When the heavyweight jazz band Ninety Miles takes the Vanderhoef Studio stage at the Mondavi Center next week, the performances will be the continuation of several noble experiments.
The creation of a cooperative band with several high-profile leaders, the use of that band for political detente, and the fruitful exploration of the musical meldings that has informed jazz since its beginnings are all parts of the Ninety Miles story.
Ninety Miles represents the distance between the southern most edge of Florida and northern most tip of Cuba. The expanse symbolizes both a physical divide as well as a philosophical separation that artists as much as politicians continually attempt to bridge.
The Ninety Miles project is one of the more visible endeavors to try to span that gap. The "Ninety Miles" album was recorded in Miami and Havana, Cuba, where the project, the brainchild of Concord Music Group Vice President John Burk, first came together in 2010.
Burk wanted to create a collaborative cultural exchange with players who didn't yet know one another. It took him a year to get all the paperwork processed so three musicians vibraphone and marimba virtuoso Stefon Harris, tenor saxophonist David Sánchez and trumpeter Christian Scott could travel from New York City to Havana. There they spent a week rehearsing and recording with the young bands of pianists Rember Duharte and Harold López-Nussa, creating their version of dense, angular, modernist jazz.
"This is not so much Latin jazz as it is straight-ahead modern music with Latin rhythmic influences," said Gary Vercelli, jazz music director at Sacramento's Capital Public Radio.
"David Sánchez towers above most of today's tenor players, and Stefon Harris plays with a firm grasp of tradition, but also with a unique modern spirit," Vercelli said.
Nicholas Payton has replaced Scott for the current Ninety Miles tour, and that could be considered a bonanza by most listeners.

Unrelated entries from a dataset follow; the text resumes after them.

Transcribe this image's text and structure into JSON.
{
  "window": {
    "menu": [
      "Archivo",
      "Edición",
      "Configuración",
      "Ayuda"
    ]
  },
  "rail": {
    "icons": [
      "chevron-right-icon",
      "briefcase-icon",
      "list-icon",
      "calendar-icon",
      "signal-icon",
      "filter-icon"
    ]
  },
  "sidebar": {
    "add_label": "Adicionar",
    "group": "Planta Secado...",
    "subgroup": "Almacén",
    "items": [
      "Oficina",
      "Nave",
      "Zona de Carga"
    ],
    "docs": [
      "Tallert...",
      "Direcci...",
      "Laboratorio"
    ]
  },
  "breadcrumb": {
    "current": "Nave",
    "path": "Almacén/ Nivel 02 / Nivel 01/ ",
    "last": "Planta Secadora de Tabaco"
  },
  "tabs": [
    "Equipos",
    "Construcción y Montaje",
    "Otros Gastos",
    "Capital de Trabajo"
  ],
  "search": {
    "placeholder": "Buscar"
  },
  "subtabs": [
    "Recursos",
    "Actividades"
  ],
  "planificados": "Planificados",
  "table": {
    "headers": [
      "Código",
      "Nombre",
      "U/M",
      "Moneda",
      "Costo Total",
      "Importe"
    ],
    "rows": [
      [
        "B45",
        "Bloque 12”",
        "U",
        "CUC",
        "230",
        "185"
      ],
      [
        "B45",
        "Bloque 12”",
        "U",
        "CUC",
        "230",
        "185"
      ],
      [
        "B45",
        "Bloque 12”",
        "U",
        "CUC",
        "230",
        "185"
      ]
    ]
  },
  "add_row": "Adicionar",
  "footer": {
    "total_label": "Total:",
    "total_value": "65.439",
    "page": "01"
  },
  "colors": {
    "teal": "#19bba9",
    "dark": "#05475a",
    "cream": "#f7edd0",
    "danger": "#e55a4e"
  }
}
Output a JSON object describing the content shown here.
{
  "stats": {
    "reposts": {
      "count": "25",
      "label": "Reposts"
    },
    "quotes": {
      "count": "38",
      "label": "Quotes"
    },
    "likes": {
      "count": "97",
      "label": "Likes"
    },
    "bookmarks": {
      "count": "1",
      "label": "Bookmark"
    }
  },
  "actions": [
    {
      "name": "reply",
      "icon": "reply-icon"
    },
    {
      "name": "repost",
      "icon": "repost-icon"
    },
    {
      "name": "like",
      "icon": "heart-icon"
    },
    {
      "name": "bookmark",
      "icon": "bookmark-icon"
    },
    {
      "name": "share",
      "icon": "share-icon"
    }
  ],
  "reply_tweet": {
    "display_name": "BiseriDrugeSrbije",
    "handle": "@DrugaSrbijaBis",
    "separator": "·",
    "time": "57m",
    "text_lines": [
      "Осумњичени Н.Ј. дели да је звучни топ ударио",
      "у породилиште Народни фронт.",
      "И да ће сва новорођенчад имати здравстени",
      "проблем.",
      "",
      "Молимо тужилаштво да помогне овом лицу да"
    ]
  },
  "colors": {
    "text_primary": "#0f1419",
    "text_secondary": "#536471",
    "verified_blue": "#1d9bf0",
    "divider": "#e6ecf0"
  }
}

The touring band also includes the heady company of Venezuelan pianist Edward Simon and Puerto Rican drummer Henry Cole, making the ensemble one of the strongest on the road anywhere.
Cooperative bands are not new in jazz, but usually there is just one person in charge to allow the decision-making to be more efficient (if not necessarily democratic). Harris, Sánchez and Payton are all well-known leaders of their own bands and are used to calling the shots, but they all also have similar cooperative experience.
Harris and Sánchez are current members of the SFJAZZ Collective, the resident band of the SFJAZZ Festival. Payton was an original member of the Collective and Simon now holds the piano chair in the group, so all are versed in group dynamics.
The sound of Ninety Miles is the melding of mainstream jazz and the rhythmic drive of Cuban-based improvisational music.
The Puerto Rican-born Sánchez has been straddling the Caribbean-American mix since he began playing music. Coming to the States as a teenager in 1986, Sánchez enrolled at Rutgers University to study music, but was soon touring with Dizzy Gillespie, which essentially put him at ground zero of the Cuban-American cross-pollination experiment.
Bebop progenitor Gillespie was playing and recording with Cuban musicians in the '40s and did so through his career (he passed away in 1993). Though Sánchez continually delves into his Puerto Rican roots musically, he also tours with modernist Pat Metheny and plays at tributes to traditionalist Stan Getz.
Harris has recorded suites written by Duke Ellington and sometimes leads a band with an electric contemporary edge, but his percussive, soulful compositions and arrangements give the group the expansive range it needs. His tune "Brown Belle Blues" provides a steady groove for the young rhythm section that includes Cole, Ricky Rodriguez on bass and Mauricio Hererra on percussion.
Sánchez compositions such as "City Sunrise" and "Forgotten Ones" come out of the saxophonist's studies of African-based tribal rhythms.
In a documentary film about the Havana trip, Harris said, "Human beings are so much bigger than culture. Once you get past the superficial level of it, we really are all the same. To be able to go into a country like Cuba and see it in its current state where things are unfolding and developing, it's really special."
Whether Ninety Miles can thaw the chill between Cuba and the United States remains to be seen, but this band will certainly bring together anyone interested in compelling progressive jazz.
What: Jazz band featuring Stefon Harris, David Sánchez and Nicholas Payton
Where: The Mondavi Center, Vanderhoef Studio Cabaret Stage, UC Davis
When: 8 p.m. Wednesday through Jan. 12
Tickets: $38-$42 general, $19-$21 students
Information: (866) 754-2787; www.mondaviarts.org